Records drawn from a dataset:
•••••

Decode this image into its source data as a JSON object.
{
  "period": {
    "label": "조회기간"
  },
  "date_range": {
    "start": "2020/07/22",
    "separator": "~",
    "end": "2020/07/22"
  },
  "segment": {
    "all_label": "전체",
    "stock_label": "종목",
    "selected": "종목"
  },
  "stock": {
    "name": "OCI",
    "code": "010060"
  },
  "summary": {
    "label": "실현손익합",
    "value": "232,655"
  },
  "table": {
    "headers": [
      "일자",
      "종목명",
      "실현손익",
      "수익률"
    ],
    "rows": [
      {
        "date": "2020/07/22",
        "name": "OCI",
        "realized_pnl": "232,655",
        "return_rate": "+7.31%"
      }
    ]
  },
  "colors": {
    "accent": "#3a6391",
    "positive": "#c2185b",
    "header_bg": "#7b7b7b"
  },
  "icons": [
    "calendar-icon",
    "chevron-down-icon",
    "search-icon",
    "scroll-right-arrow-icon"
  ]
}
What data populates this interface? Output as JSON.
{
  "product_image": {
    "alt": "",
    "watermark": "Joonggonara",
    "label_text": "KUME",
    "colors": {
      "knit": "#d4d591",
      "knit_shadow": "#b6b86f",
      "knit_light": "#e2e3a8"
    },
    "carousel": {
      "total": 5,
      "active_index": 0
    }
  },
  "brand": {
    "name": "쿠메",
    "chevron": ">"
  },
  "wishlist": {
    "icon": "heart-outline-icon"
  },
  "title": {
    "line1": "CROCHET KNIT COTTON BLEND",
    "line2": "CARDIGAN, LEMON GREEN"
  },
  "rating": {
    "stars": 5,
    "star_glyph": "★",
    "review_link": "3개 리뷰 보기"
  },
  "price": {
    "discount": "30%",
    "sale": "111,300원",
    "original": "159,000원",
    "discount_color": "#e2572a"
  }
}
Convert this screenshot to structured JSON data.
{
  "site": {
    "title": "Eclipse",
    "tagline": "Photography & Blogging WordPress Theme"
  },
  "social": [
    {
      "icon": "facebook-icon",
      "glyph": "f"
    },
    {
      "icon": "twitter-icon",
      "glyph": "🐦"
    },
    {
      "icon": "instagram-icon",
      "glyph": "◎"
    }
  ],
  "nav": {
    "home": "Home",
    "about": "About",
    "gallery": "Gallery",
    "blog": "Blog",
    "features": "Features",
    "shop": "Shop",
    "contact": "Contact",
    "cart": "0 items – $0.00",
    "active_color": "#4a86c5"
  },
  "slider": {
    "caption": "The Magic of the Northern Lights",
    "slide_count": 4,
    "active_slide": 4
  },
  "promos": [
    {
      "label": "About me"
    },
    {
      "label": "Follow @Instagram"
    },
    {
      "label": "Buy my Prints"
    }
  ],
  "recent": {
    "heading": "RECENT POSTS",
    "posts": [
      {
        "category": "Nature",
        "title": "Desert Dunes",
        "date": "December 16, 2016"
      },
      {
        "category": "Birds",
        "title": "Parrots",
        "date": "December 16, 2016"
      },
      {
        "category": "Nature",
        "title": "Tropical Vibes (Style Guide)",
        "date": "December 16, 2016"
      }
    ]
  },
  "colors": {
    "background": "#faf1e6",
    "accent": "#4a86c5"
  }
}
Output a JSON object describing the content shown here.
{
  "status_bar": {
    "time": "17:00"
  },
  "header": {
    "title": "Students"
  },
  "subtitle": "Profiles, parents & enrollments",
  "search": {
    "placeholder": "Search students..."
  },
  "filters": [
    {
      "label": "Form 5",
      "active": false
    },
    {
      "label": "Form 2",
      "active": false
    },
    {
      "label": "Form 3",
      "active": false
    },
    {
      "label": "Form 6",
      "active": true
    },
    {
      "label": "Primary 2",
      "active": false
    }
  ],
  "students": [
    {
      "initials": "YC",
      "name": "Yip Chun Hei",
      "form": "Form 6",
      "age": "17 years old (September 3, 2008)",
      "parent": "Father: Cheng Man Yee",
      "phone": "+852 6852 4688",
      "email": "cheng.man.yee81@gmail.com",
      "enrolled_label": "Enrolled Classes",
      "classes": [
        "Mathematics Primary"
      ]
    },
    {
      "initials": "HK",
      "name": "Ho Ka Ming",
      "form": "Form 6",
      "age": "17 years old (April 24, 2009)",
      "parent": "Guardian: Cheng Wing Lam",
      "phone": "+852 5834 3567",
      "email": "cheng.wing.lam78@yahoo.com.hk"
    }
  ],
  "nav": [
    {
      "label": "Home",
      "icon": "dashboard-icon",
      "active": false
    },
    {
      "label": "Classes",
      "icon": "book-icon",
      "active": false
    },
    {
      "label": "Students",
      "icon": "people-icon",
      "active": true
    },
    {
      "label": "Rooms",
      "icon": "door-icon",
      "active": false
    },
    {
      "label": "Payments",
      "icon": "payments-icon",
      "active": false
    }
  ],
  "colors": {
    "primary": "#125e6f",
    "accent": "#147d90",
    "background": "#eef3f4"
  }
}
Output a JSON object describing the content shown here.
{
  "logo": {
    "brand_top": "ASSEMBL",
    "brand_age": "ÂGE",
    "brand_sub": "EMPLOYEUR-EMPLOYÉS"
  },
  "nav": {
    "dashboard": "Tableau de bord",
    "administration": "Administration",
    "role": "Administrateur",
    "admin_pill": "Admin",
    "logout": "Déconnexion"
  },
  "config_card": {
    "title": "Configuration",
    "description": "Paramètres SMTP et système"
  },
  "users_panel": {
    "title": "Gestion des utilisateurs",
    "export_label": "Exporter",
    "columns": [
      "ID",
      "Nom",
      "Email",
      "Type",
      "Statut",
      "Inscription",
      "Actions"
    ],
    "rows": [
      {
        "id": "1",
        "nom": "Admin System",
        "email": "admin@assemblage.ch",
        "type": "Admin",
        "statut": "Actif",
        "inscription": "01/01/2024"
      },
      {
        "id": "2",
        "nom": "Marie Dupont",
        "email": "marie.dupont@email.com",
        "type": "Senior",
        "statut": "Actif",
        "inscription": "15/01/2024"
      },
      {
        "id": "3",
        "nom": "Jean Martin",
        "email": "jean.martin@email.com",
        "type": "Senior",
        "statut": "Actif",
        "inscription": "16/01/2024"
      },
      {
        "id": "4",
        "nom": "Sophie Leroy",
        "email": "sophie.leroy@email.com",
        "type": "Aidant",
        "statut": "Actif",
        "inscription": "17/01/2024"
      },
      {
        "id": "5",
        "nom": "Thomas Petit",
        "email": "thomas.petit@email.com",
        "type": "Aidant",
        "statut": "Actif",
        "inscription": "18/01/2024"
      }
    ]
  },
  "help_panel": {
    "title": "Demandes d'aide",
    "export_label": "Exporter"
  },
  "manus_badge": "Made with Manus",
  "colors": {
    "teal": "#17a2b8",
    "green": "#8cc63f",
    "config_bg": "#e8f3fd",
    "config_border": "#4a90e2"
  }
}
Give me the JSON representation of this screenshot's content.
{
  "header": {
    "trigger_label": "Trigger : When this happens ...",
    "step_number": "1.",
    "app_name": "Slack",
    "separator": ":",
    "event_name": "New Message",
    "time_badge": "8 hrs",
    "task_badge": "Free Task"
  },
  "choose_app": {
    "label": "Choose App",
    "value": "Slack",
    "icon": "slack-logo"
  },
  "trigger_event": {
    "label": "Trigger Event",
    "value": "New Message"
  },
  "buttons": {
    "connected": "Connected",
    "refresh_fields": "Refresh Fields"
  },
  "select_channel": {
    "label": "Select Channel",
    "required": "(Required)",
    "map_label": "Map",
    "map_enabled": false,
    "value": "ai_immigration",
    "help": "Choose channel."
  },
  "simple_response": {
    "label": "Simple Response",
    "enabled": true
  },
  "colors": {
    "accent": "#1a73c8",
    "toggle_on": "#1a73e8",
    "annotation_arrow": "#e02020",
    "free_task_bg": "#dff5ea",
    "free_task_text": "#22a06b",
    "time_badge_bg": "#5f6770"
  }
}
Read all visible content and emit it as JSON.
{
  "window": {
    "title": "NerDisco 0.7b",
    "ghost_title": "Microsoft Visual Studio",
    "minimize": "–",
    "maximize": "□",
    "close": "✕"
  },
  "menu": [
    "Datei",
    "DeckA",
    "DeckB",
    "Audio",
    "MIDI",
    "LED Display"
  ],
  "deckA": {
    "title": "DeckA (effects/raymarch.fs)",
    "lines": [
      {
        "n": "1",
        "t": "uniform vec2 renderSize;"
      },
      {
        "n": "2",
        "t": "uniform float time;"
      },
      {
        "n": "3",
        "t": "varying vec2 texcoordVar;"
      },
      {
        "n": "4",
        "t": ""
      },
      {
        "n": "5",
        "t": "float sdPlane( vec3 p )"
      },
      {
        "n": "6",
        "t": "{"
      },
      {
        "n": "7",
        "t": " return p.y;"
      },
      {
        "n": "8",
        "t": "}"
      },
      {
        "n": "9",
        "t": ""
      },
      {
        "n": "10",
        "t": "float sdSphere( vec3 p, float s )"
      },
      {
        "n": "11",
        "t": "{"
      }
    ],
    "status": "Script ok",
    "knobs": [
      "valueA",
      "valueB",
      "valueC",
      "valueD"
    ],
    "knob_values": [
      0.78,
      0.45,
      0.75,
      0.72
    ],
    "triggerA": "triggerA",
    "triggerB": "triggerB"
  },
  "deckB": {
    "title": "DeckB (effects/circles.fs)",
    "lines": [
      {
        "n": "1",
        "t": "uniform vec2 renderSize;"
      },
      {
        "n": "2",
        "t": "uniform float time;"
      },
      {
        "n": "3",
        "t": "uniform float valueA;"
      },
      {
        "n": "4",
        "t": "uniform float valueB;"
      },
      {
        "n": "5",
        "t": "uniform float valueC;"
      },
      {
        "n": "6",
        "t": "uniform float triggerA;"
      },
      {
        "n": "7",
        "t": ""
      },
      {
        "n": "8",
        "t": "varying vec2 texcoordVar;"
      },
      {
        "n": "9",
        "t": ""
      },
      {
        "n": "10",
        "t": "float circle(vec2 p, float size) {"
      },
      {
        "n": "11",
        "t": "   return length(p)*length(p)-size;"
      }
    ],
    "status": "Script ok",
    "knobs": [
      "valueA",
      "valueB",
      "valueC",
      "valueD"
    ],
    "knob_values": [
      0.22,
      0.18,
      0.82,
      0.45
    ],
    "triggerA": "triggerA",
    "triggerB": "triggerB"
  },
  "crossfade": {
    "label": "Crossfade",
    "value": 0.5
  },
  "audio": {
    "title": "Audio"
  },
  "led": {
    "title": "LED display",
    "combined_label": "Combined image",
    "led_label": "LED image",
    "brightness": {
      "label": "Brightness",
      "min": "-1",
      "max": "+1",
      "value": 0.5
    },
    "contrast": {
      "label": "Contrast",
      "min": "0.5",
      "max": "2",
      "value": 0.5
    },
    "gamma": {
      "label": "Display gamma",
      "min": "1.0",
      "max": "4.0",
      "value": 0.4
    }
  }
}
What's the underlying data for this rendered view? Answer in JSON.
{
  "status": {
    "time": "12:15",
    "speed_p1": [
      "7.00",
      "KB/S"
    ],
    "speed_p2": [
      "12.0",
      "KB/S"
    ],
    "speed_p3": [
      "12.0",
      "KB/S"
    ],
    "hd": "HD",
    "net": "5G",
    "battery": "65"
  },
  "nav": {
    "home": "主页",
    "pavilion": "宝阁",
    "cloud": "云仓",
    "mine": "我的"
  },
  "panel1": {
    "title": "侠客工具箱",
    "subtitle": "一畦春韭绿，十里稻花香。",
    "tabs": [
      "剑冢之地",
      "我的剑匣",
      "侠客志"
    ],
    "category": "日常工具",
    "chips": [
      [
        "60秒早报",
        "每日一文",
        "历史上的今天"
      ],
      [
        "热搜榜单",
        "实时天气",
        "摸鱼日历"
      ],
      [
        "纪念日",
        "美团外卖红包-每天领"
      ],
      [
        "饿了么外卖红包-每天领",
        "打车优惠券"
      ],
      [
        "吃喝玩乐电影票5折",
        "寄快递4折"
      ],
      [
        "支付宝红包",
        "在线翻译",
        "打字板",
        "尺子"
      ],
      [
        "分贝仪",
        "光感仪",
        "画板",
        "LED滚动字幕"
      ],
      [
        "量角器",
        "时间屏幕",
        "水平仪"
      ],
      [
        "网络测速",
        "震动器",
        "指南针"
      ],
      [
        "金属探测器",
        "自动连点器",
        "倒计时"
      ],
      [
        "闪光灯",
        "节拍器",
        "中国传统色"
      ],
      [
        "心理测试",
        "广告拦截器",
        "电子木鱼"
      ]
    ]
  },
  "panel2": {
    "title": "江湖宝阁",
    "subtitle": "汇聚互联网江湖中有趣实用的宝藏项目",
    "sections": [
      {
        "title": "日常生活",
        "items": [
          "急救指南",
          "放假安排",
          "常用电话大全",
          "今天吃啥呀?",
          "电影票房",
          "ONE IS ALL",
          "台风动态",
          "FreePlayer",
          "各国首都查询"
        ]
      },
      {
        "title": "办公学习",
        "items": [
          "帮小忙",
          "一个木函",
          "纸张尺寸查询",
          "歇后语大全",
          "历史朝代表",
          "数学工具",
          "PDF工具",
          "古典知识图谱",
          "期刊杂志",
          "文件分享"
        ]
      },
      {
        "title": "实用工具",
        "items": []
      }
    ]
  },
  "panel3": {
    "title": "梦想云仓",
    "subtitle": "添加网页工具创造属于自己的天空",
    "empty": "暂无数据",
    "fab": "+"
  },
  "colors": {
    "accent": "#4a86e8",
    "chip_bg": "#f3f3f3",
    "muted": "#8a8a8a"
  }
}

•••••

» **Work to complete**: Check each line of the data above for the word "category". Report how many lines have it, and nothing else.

» **Answer to the problem**: 4